## Exercise details:
If a line in the material below holds the string "this", tally it, then give the tally alone.
━━━━━ Entries provided
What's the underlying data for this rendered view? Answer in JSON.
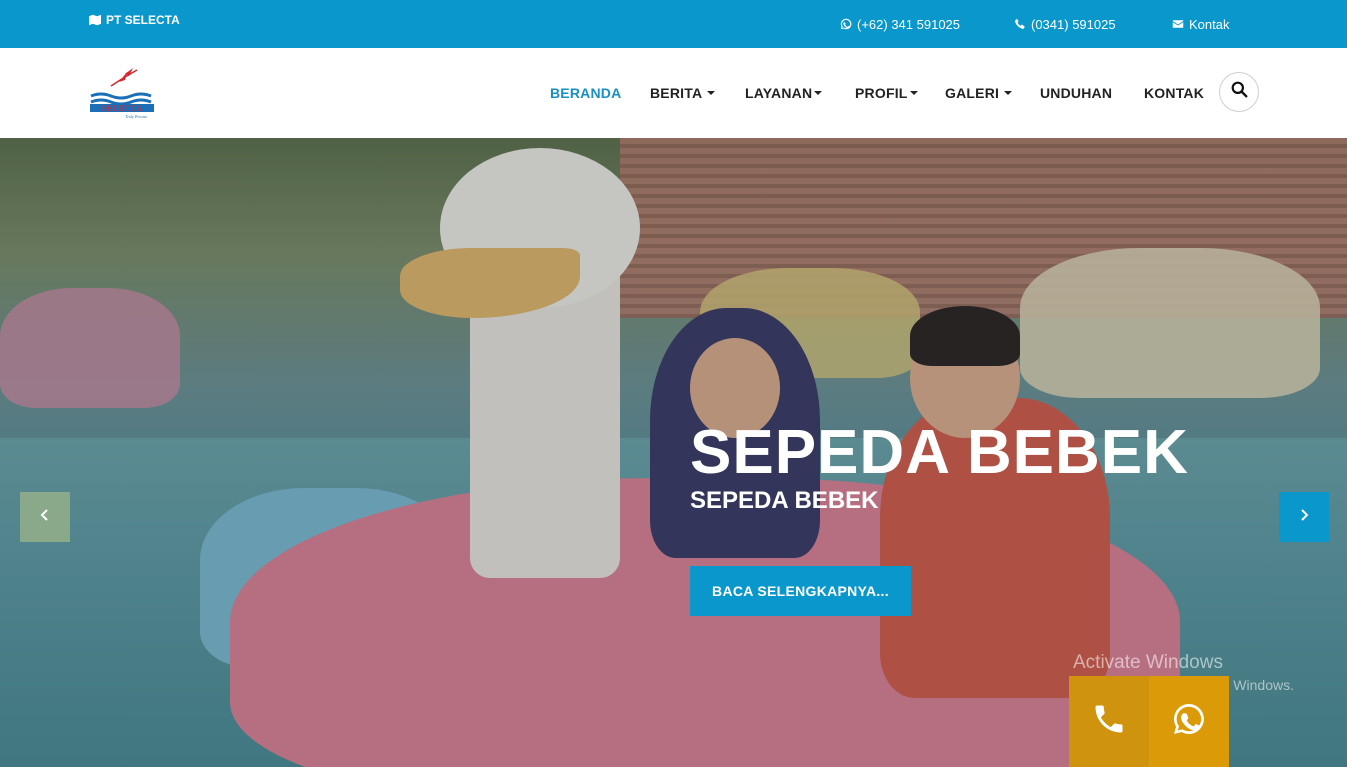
{
  "topbar": {
    "brand": "PT SELECTA",
    "whatsapp": "(+62) 341 591025",
    "phone": "(0341) 591025",
    "contact": "Kontak",
    "bg_color": "#0a97cc"
  },
  "nav": {
    "items": [
      {
        "label": "BERANDA",
        "active": true
      },
      {
        "label": "BERITA",
        "dropdown": true
      },
      {
        "label": "LAYANAN",
        "dropdown": true
      },
      {
        "label": "PROFIL",
        "dropdown": true
      },
      {
        "label": "GALERI",
        "dropdown": true
      },
      {
        "label": "UNDUHAN"
      },
      {
        "label": "KONTAK"
      }
    ],
    "search_icon": "search-icon",
    "active_color": "#1a8fc4"
  },
  "logo": {
    "text": "SELECTA",
    "tagline": "Truly Pesona"
  },
  "hero": {
    "title": "SEPEDA BEBEK",
    "subtitle": "SEPEDA BEBEK",
    "cta": "BACA SELENGKAPNYA..."
  },
  "watermark": {
    "line1": "Activate Windows",
    "line2": "Go to Settings to activate Windows."
  },
  "floating": {
    "call_icon": "phone-icon",
    "whatsapp_icon": "whatsapp-icon",
    "color": "#d89a0c"
  }
}
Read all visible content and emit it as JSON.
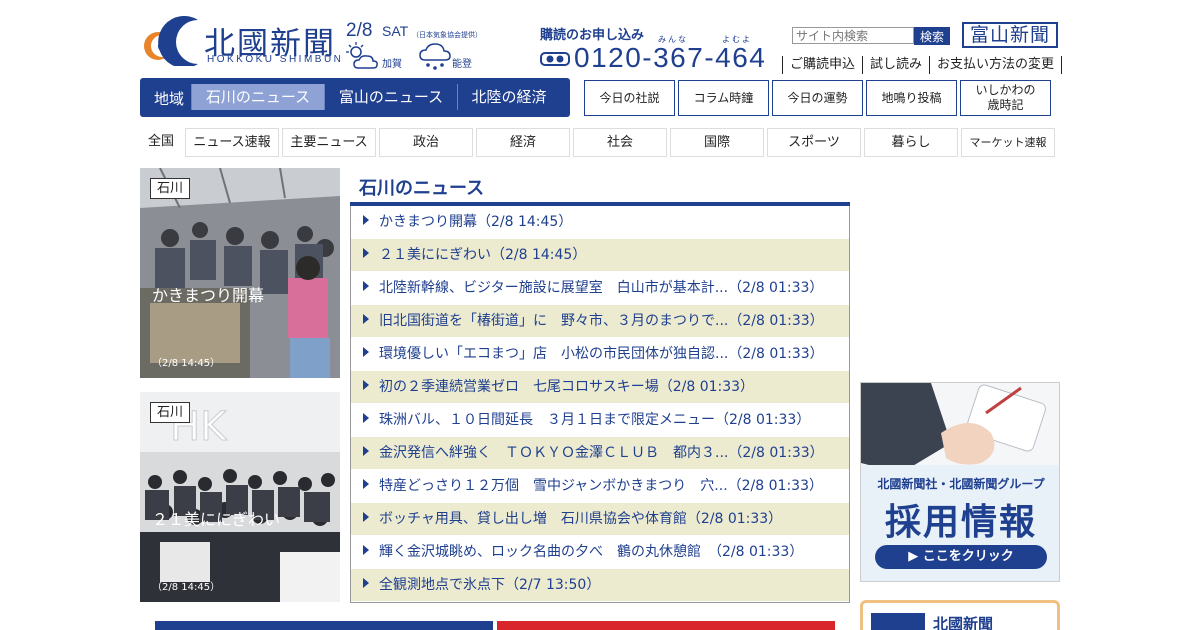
{
  "header": {
    "logo_jp": "北國新聞",
    "logo_en": "HOKKOKU SHIMBUN",
    "date": "2/8",
    "weekday": "SAT",
    "weather_source": "（日本気象協会提供）",
    "weather": [
      {
        "area": "加賀",
        "icon": "cloud-sun-icon"
      },
      {
        "area": "能登",
        "icon": "cloud-snow-icon"
      }
    ],
    "subscribe_title": "購読のお申し込み",
    "subscribe_ruby_1": "みんな",
    "subscribe_ruby_2": "よむよ",
    "phone": "0120-367-464",
    "search_placeholder": "サイト内検索",
    "search_button": "検索",
    "toyama_link": "富山新聞",
    "links": [
      "ご購読申込",
      "試し読み",
      "お支払い方法の変更"
    ]
  },
  "region_nav": {
    "label": "地域",
    "tabs": [
      {
        "label": "石川のニュース",
        "active": true
      },
      {
        "label": "富山のニュース",
        "active": false
      },
      {
        "label": "北陸の経済",
        "active": false
      }
    ]
  },
  "quick_buttons": [
    "今日の社説",
    "コラム時鐘",
    "今日の運勢",
    "地鳴り投稿",
    "いしかわの\n歳時記"
  ],
  "category_nav": [
    "全国",
    "ニュース速報",
    "主要ニュース",
    "政治",
    "経済",
    "社会",
    "国際",
    "スポーツ",
    "暮らし",
    "マーケット速報"
  ],
  "featured": [
    {
      "tag": "石川",
      "caption": "かきまつり開幕",
      "time": "（2/8 14:45）"
    },
    {
      "tag": "石川",
      "caption": "２１美ににぎわい",
      "time": "（2/8 14:45）"
    }
  ],
  "news": {
    "title": "石川のニュース",
    "items": [
      "かきまつり開幕（2/8 14:45）",
      "２１美ににぎわい（2/8 14:45）",
      "北陸新幹線、ビジター施設に展望室　白山市が基本計...（2/8 01:33）",
      "旧北国街道を「椿街道」に　野々市、３月のまつりで...（2/8 01:33）",
      "環境優しい「エコまつ」店　小松の市民団体が独自認...（2/8 01:33）",
      "初の２季連続営業ゼロ　七尾コロサスキー場（2/8 01:33）",
      "珠洲バル、１０日間延長　３月１日まで限定メニュー（2/8 01:33）",
      "金沢発信へ絆強く　ＴＯＫＹＯ金澤ＣＬＵＢ　都内３...（2/8 01:33）",
      "特産どっさり１２万個　雪中ジャンボかきまつり　穴...（2/8 01:33）",
      "ボッチャ用具、貸し出し増　石川県協会や体育館（2/8 01:33）",
      "輝く金沢城眺め、ロック名曲の夕べ　鶴の丸休憩館　（2/8 01:33）",
      "全観測地点で氷点下（2/7 13:50）"
    ]
  },
  "recruit_ad": {
    "line1": "北國新聞社・北國新聞グループ",
    "line2": "採用情報",
    "button": "▶ ここをクリック"
  },
  "promo": {
    "text": "北國新聞"
  },
  "colors": {
    "brand": "#1f3f8f",
    "stripe": "#ecebd0",
    "active_tab": "#8ea2d6"
  }
}
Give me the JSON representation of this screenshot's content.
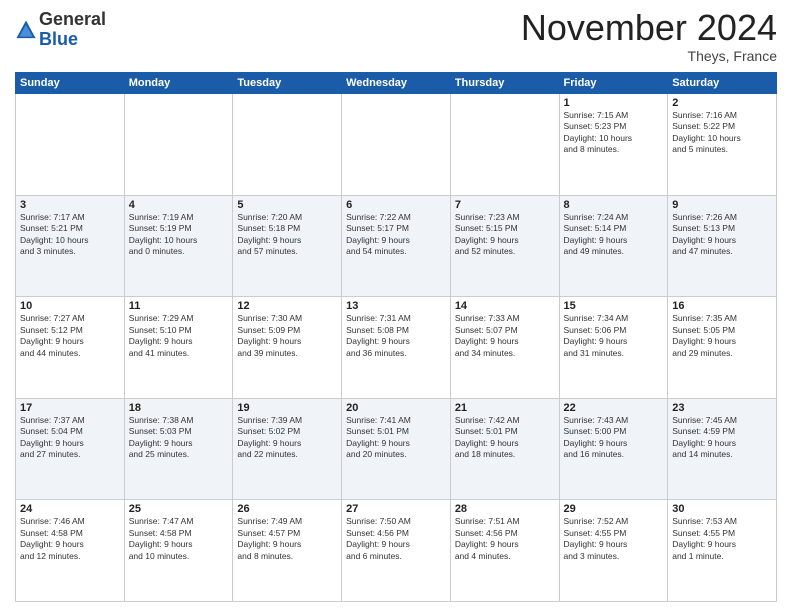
{
  "logo": {
    "general": "General",
    "blue": "Blue"
  },
  "header": {
    "month": "November 2024",
    "location": "Theys, France"
  },
  "weekdays": [
    "Sunday",
    "Monday",
    "Tuesday",
    "Wednesday",
    "Thursday",
    "Friday",
    "Saturday"
  ],
  "weeks": [
    [
      {
        "day": "",
        "info": ""
      },
      {
        "day": "",
        "info": ""
      },
      {
        "day": "",
        "info": ""
      },
      {
        "day": "",
        "info": ""
      },
      {
        "day": "",
        "info": ""
      },
      {
        "day": "1",
        "info": "Sunrise: 7:15 AM\nSunset: 5:23 PM\nDaylight: 10 hours\nand 8 minutes."
      },
      {
        "day": "2",
        "info": "Sunrise: 7:16 AM\nSunset: 5:22 PM\nDaylight: 10 hours\nand 5 minutes."
      }
    ],
    [
      {
        "day": "3",
        "info": "Sunrise: 7:17 AM\nSunset: 5:21 PM\nDaylight: 10 hours\nand 3 minutes."
      },
      {
        "day": "4",
        "info": "Sunrise: 7:19 AM\nSunset: 5:19 PM\nDaylight: 10 hours\nand 0 minutes."
      },
      {
        "day": "5",
        "info": "Sunrise: 7:20 AM\nSunset: 5:18 PM\nDaylight: 9 hours\nand 57 minutes."
      },
      {
        "day": "6",
        "info": "Sunrise: 7:22 AM\nSunset: 5:17 PM\nDaylight: 9 hours\nand 54 minutes."
      },
      {
        "day": "7",
        "info": "Sunrise: 7:23 AM\nSunset: 5:15 PM\nDaylight: 9 hours\nand 52 minutes."
      },
      {
        "day": "8",
        "info": "Sunrise: 7:24 AM\nSunset: 5:14 PM\nDaylight: 9 hours\nand 49 minutes."
      },
      {
        "day": "9",
        "info": "Sunrise: 7:26 AM\nSunset: 5:13 PM\nDaylight: 9 hours\nand 47 minutes."
      }
    ],
    [
      {
        "day": "10",
        "info": "Sunrise: 7:27 AM\nSunset: 5:12 PM\nDaylight: 9 hours\nand 44 minutes."
      },
      {
        "day": "11",
        "info": "Sunrise: 7:29 AM\nSunset: 5:10 PM\nDaylight: 9 hours\nand 41 minutes."
      },
      {
        "day": "12",
        "info": "Sunrise: 7:30 AM\nSunset: 5:09 PM\nDaylight: 9 hours\nand 39 minutes."
      },
      {
        "day": "13",
        "info": "Sunrise: 7:31 AM\nSunset: 5:08 PM\nDaylight: 9 hours\nand 36 minutes."
      },
      {
        "day": "14",
        "info": "Sunrise: 7:33 AM\nSunset: 5:07 PM\nDaylight: 9 hours\nand 34 minutes."
      },
      {
        "day": "15",
        "info": "Sunrise: 7:34 AM\nSunset: 5:06 PM\nDaylight: 9 hours\nand 31 minutes."
      },
      {
        "day": "16",
        "info": "Sunrise: 7:35 AM\nSunset: 5:05 PM\nDaylight: 9 hours\nand 29 minutes."
      }
    ],
    [
      {
        "day": "17",
        "info": "Sunrise: 7:37 AM\nSunset: 5:04 PM\nDaylight: 9 hours\nand 27 minutes."
      },
      {
        "day": "18",
        "info": "Sunrise: 7:38 AM\nSunset: 5:03 PM\nDaylight: 9 hours\nand 25 minutes."
      },
      {
        "day": "19",
        "info": "Sunrise: 7:39 AM\nSunset: 5:02 PM\nDaylight: 9 hours\nand 22 minutes."
      },
      {
        "day": "20",
        "info": "Sunrise: 7:41 AM\nSunset: 5:01 PM\nDaylight: 9 hours\nand 20 minutes."
      },
      {
        "day": "21",
        "info": "Sunrise: 7:42 AM\nSunset: 5:01 PM\nDaylight: 9 hours\nand 18 minutes."
      },
      {
        "day": "22",
        "info": "Sunrise: 7:43 AM\nSunset: 5:00 PM\nDaylight: 9 hours\nand 16 minutes."
      },
      {
        "day": "23",
        "info": "Sunrise: 7:45 AM\nSunset: 4:59 PM\nDaylight: 9 hours\nand 14 minutes."
      }
    ],
    [
      {
        "day": "24",
        "info": "Sunrise: 7:46 AM\nSunset: 4:58 PM\nDaylight: 9 hours\nand 12 minutes."
      },
      {
        "day": "25",
        "info": "Sunrise: 7:47 AM\nSunset: 4:58 PM\nDaylight: 9 hours\nand 10 minutes."
      },
      {
        "day": "26",
        "info": "Sunrise: 7:49 AM\nSunset: 4:57 PM\nDaylight: 9 hours\nand 8 minutes."
      },
      {
        "day": "27",
        "info": "Sunrise: 7:50 AM\nSunset: 4:56 PM\nDaylight: 9 hours\nand 6 minutes."
      },
      {
        "day": "28",
        "info": "Sunrise: 7:51 AM\nSunset: 4:56 PM\nDaylight: 9 hours\nand 4 minutes."
      },
      {
        "day": "29",
        "info": "Sunrise: 7:52 AM\nSunset: 4:55 PM\nDaylight: 9 hours\nand 3 minutes."
      },
      {
        "day": "30",
        "info": "Sunrise: 7:53 AM\nSunset: 4:55 PM\nDaylight: 9 hours\nand 1 minute."
      }
    ]
  ]
}
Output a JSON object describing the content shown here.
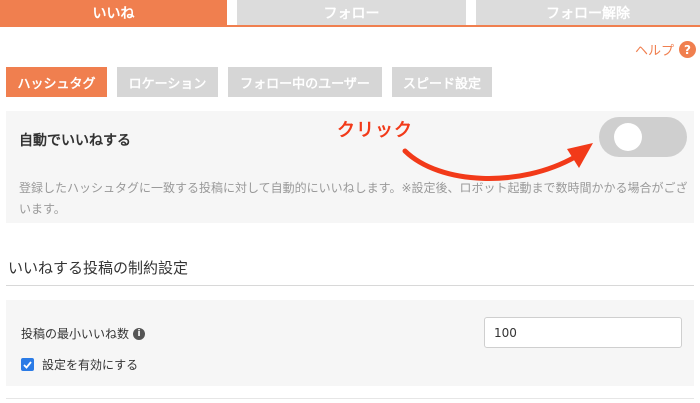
{
  "top_tabs": [
    {
      "label": "いいね",
      "active": true
    },
    {
      "label": "フォロー",
      "active": false
    },
    {
      "label": "フォロー解除",
      "active": false
    }
  ],
  "help": {
    "label": "ヘルプ",
    "icon": "question-icon",
    "glyph": "?"
  },
  "sub_tabs": [
    {
      "label": "ハッシュタグ",
      "active": true
    },
    {
      "label": "ロケーション",
      "active": false
    },
    {
      "label": "フォロー中のユーザー",
      "active": false
    },
    {
      "label": "スピード設定",
      "active": false
    }
  ],
  "auto_like": {
    "title": "自動でいいねする",
    "toggle_on": false,
    "description": "登録したハッシュタグに一致する投稿に対して自動的にいいねします。※設定後、ロボット起動まで数時間かかる場合がございます。"
  },
  "annotation": {
    "label": "クリック"
  },
  "restrictions": {
    "title": "いいねする投稿の制約設定",
    "min_likes_label": "投稿の最小いいね数",
    "info_glyph": "i",
    "min_likes_value": "100",
    "enable_label": "設定を有効にする",
    "enable_checked": true
  },
  "colors": {
    "accent": "#f07f4f",
    "annotation": "#f23a19",
    "checkbox": "#2b7be6"
  }
}
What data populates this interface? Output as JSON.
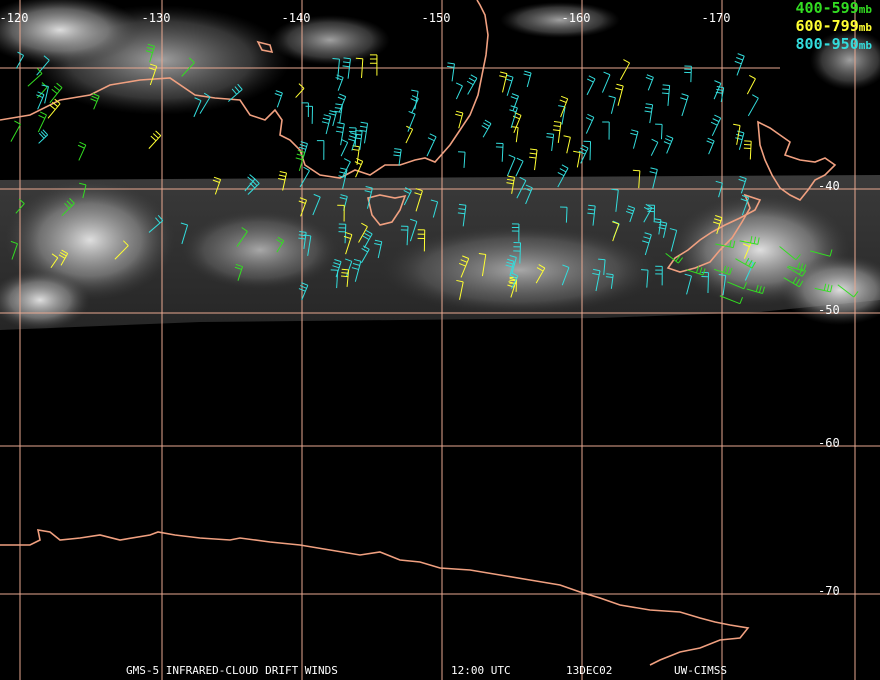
{
  "map": {
    "longitude_labels": [
      "-120",
      "-130",
      "-140",
      "-150",
      "-160",
      "-170"
    ],
    "latitude_labels": [
      "-40",
      "-50",
      "-60",
      "-70"
    ]
  },
  "legend": [
    {
      "range": "400-599",
      "unit": "mb",
      "color": "#33dd22"
    },
    {
      "range": "600-799",
      "unit": "mb",
      "color": "#ffff33"
    },
    {
      "range": "800-950",
      "unit": "mb",
      "color": "#33dddd"
    }
  ],
  "footer": {
    "product": "GMS-5 INFRARED-CLOUD DRIFT WINDS",
    "time": "12:00 UTC",
    "date": "13DEC02",
    "source": "UW-CIMSS"
  },
  "colors": {
    "grid": "#e8a890",
    "coast": "#f0a080",
    "background": "#000000"
  }
}
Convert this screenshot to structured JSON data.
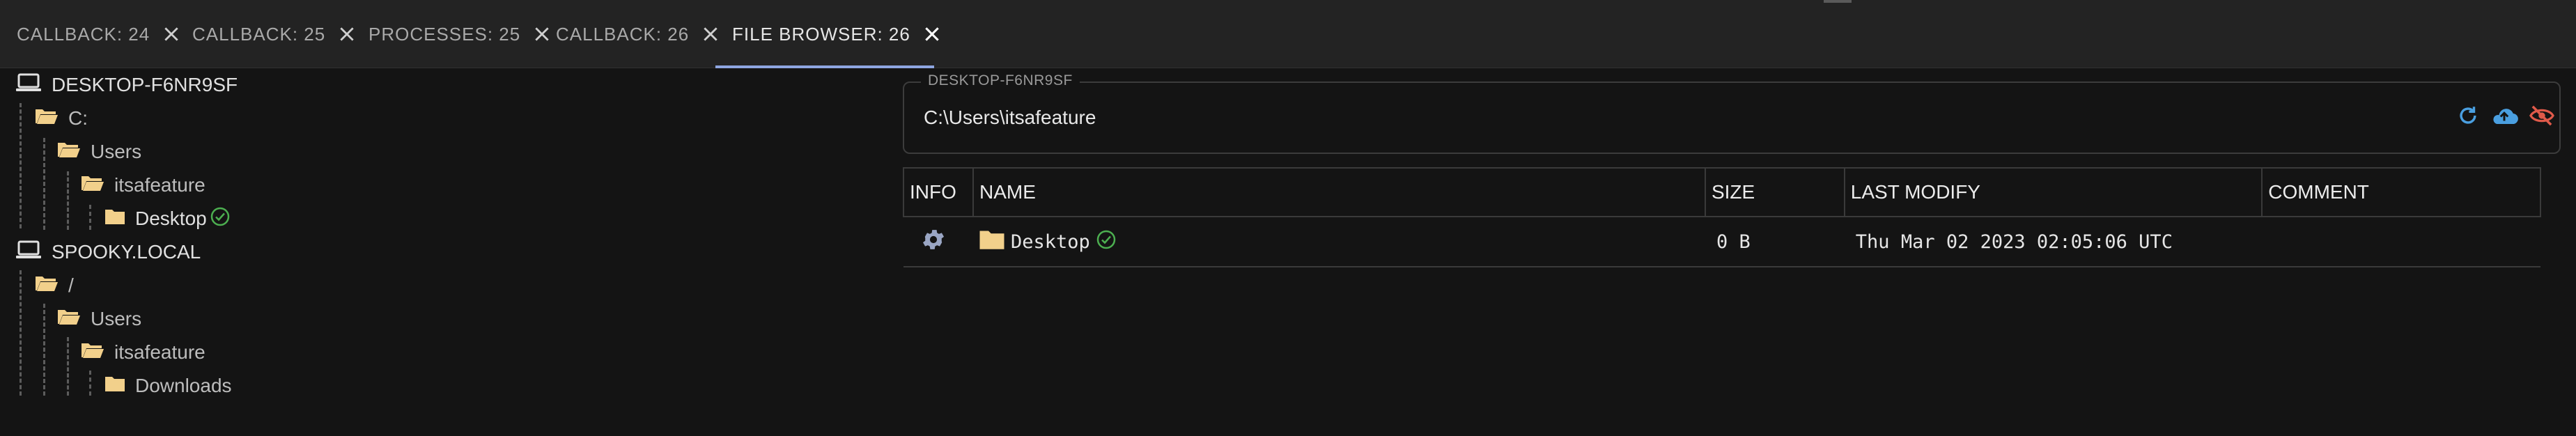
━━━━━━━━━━
## Written response:
4